Chance the Rapper performing live
Chance the Rapper

2. Chance The Rapper, "Coloring Book"

Chance the Rapper is more than just a cute face with a cool hat. He's one of the most visionary, principled rappers out there and this year's "Coloring Book" — alongside his jaw-dropping performances on Kanye West's "The Life of Pablo" — solidified his place among the top of the heap. But that heap is just a heap: Chance's concerns went beyond hierarchy, aiming for the masses with assists from the elite (Kanye, Thugger, Bieber) while keeping it in a spiritual register not typically heard around these parts. This was a faith-based mixtape, a joyous celebration of life, an ultralight beam from the depths of Chicago. It was an exploration of intimacy and universality, and the inexplicable cross-pollination between the two. With all the dreadful news and events gushing from the second half of 2016, "Coloring Book" is needed now more than ever.
Princess Nokia performs live at AFROPUNK Fest
Princess Nokia at Afropunk Fest

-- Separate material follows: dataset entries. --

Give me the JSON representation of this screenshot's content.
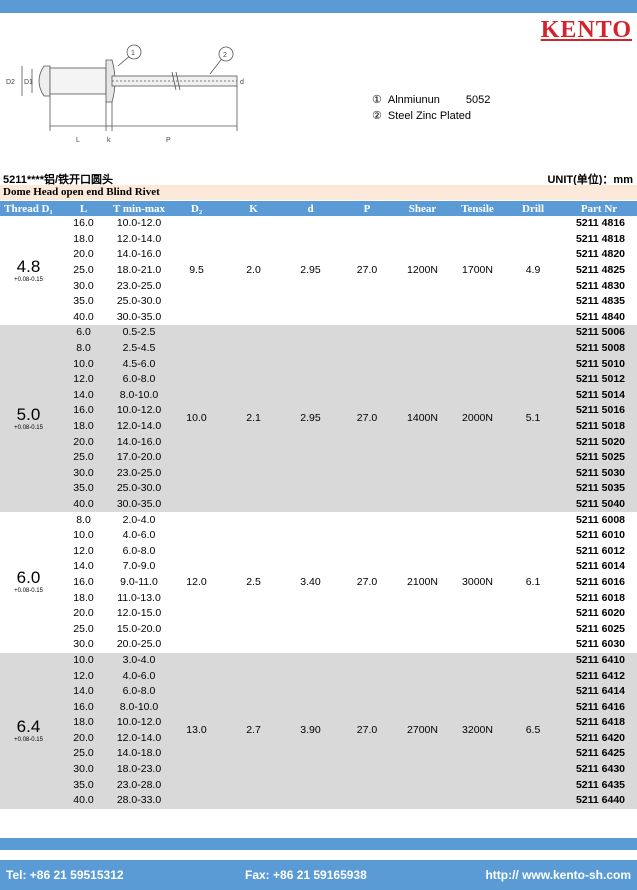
{
  "brand": {
    "logo": "KENTO"
  },
  "legend": [
    {
      "num": "①",
      "material": "Alnmiunun",
      "grade": "5052"
    },
    {
      "num": "②",
      "material": "Steel Zinc Plated",
      "grade": ""
    }
  ],
  "drawing": {
    "labels": [
      "D2",
      "D1",
      "L",
      "k",
      "P",
      "d",
      "1",
      "2"
    ]
  },
  "heading": {
    "series": "5211****铝/铁开口圆头",
    "unit": "UNIT(单位)：mm",
    "subtitle": "Dome Head open end Blind Rivet"
  },
  "columns": [
    "Thread D₁",
    "L",
    "T min-max",
    "D₂",
    "K",
    "d",
    "P",
    "Shear",
    "Tensile",
    "Drill",
    "Part Nr"
  ],
  "groups": [
    {
      "thread": "4.8",
      "tol": "+0.08-0.15",
      "D2": "9.5",
      "K": "2.0",
      "d": "2.95",
      "P": "27.0",
      "shear": "1200N",
      "tensile": "1700N",
      "drill": "4.9",
      "shade": false,
      "rows": [
        [
          "16.0",
          "10.0-12.0",
          "5211 4816"
        ],
        [
          "18.0",
          "12.0-14.0",
          "5211 4818"
        ],
        [
          "20.0",
          "14.0-16.0",
          "5211 4820"
        ],
        [
          "25.0",
          "18.0-21.0",
          "5211 4825"
        ],
        [
          "30.0",
          "23.0-25.0",
          "5211 4830"
        ],
        [
          "35.0",
          "25.0-30.0",
          "5211 4835"
        ],
        [
          "40.0",
          "30.0-35.0",
          "5211 4840"
        ]
      ]
    },
    {
      "thread": "5.0",
      "tol": "+0.08-0.15",
      "D2": "10.0",
      "K": "2.1",
      "d": "2.95",
      "P": "27.0",
      "shear": "1400N",
      "tensile": "2000N",
      "drill": "5.1",
      "shade": true,
      "rows": [
        [
          "6.0",
          "0.5-2.5",
          "5211 5006"
        ],
        [
          "8.0",
          "2.5-4.5",
          "5211 5008"
        ],
        [
          "10.0",
          "4.5-6.0",
          "5211 5010"
        ],
        [
          "12.0",
          "6.0-8.0",
          "5211 5012"
        ],
        [
          "14.0",
          "8.0-10.0",
          "5211 5014"
        ],
        [
          "16.0",
          "10.0-12.0",
          "5211 5016"
        ],
        [
          "18.0",
          "12.0-14.0",
          "5211 5018"
        ],
        [
          "20.0",
          "14.0-16.0",
          "5211 5020"
        ],
        [
          "25.0",
          "17.0-20.0",
          "5211 5025"
        ],
        [
          "30.0",
          "23.0-25.0",
          "5211 5030"
        ],
        [
          "35.0",
          "25.0-30.0",
          "5211 5035"
        ],
        [
          "40.0",
          "30.0-35.0",
          "5211 5040"
        ]
      ]
    },
    {
      "thread": "6.0",
      "tol": "+0.08-0.15",
      "D2": "12.0",
      "K": "2.5",
      "d": "3.40",
      "P": "27.0",
      "shear": "2100N",
      "tensile": "3000N",
      "drill": "6.1",
      "shade": false,
      "rows": [
        [
          "8.0",
          "2.0-4.0",
          "5211 6008"
        ],
        [
          "10.0",
          "4.0-6.0",
          "5211 6010"
        ],
        [
          "12.0",
          "6.0-8.0",
          "5211 6012"
        ],
        [
          "14.0",
          "7.0-9.0",
          "5211 6014"
        ],
        [
          "16.0",
          "9.0-11.0",
          "5211 6016"
        ],
        [
          "18.0",
          "11.0-13.0",
          "5211 6018"
        ],
        [
          "20.0",
          "12.0-15.0",
          "5211 6020"
        ],
        [
          "25.0",
          "15.0-20.0",
          "5211 6025"
        ],
        [
          "30.0",
          "20.0-25.0",
          "5211 6030"
        ]
      ]
    },
    {
      "thread": "6.4",
      "tol": "+0.08-0.15",
      "D2": "13.0",
      "K": "2.7",
      "d": "3.90",
      "P": "27.0",
      "shear": "2700N",
      "tensile": "3200N",
      "drill": "6.5",
      "shade": true,
      "rows": [
        [
          "10.0",
          "3.0-4.0",
          "5211 6410"
        ],
        [
          "12.0",
          "4.0-6.0",
          "5211 6412"
        ],
        [
          "14.0",
          "6.0-8.0",
          "5211 6414"
        ],
        [
          "16.0",
          "8.0-10.0",
          "5211 6416"
        ],
        [
          "18.0",
          "10.0-12.0",
          "5211 6418"
        ],
        [
          "20.0",
          "12.0-14.0",
          "5211 6420"
        ],
        [
          "25.0",
          "14.0-18.0",
          "5211 6425"
        ],
        [
          "30.0",
          "18.0-23.0",
          "5211 6430"
        ],
        [
          "35.0",
          "23.0-28.0",
          "5211 6435"
        ],
        [
          "40.0",
          "28.0-33.0",
          "5211 6440"
        ]
      ]
    }
  ],
  "footer": {
    "tel": "Tel: +86 21 59515312",
    "fax": "Fax: +86 21 59165938",
    "web": "http:// www.kento-sh.com"
  },
  "colors": {
    "band": "#5b9bd5",
    "shade": "#d9d9d9",
    "subtitle_bg": "#fde9d9",
    "logo": "#d4232a"
  }
}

1. Princess Nokia, "1992"

Dodging label offers like bullets and swerving from the spotlight with middle fingers in the air, Princess Nokia has grown into something fiercely independent. Fiercely talented, too. Stepping down from the holy altar that is the NYC stoop, Destiny Frasqueri used the nine tracks on "1992" to flex rhymes about everything from the racialized body and Bart Simpson to gender norms and Mortal Kombat II, destroying the male gaze while repping her favorite food stops. It bordered on a surreal, cartoon-like hallucination, delievered with a nasty cadence and tempered by an entrenched New York City realism: serious and light-hearted, subversive and funny, real and unreal. It also boasted one of the best songs of all time in "Tomboy," a track that'll change your ears. I said it before and I'll say it again: This is brilliant stuff. "1992" was the mixtape of 2016.